“The Fed raised rates today, what are mortgage rates doing?”
This is a common question I receive from friends and clients. And because the Federal Reserve has increased their policy rate this year much more than in years past, this question is being asked more frequently.
To answer this, first let’s define the “Fed Rate”. In short, it is the interest rate that banks charge each other to borrow or lend excess reserves overnight. All banks are required to keep a certain portion of cash (reserves) in proportion to their deposits. Banks don’t want this money sitting and earning nothing, so banks with excess cash will lend it to another bank that needs cash, and the Fed Rate is what they charge each other.
So does the Fed Rate affect mortgage rates? Directly no. The Fed Rate is not a mortgage rate. Mortgage Interest Rates are determined by what is happening in the stock and bond market, and the stock and bond market are affected by what is happening in the economy. Thus, economic factors like unemployment and inflation affect mortgage interest rates. When inflation is high, you will see mortgage rates increase and vice versa. High inflation is driving mortgage rates higher right now. To combat inflation, the Fed has increased their policy rate to slow down the economy. It is all related, but not directly.
If we want mortgage rates to go back down, we need inflation to get in check. To get inflation in check, we need gas prices to go back down.
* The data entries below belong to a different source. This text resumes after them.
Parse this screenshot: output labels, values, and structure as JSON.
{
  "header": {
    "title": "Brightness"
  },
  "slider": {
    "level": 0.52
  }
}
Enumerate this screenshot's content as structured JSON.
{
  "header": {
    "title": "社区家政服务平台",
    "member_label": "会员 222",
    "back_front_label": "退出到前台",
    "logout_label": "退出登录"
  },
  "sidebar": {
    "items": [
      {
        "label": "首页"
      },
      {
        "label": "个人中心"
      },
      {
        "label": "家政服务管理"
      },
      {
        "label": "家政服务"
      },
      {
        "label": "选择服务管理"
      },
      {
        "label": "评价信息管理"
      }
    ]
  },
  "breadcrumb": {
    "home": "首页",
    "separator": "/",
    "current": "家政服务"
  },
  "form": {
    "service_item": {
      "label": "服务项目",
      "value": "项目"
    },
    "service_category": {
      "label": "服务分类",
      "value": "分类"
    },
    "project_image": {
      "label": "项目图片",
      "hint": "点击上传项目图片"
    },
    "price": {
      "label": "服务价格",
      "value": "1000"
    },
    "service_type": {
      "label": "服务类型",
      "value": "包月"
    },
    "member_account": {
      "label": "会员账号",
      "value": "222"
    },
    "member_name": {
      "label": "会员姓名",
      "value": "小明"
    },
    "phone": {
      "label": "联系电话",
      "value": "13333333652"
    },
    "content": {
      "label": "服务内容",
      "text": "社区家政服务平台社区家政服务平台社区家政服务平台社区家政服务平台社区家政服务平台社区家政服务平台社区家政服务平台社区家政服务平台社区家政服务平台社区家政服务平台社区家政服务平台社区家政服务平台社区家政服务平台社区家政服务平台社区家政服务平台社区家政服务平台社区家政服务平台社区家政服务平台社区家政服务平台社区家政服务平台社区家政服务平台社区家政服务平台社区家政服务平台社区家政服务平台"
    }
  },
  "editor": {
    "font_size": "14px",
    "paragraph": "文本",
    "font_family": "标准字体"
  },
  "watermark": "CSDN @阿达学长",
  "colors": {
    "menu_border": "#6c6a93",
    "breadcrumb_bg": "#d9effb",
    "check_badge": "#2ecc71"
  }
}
We need people back to work to open up the flow of goods and supply chains. It will happen, but it might take some time.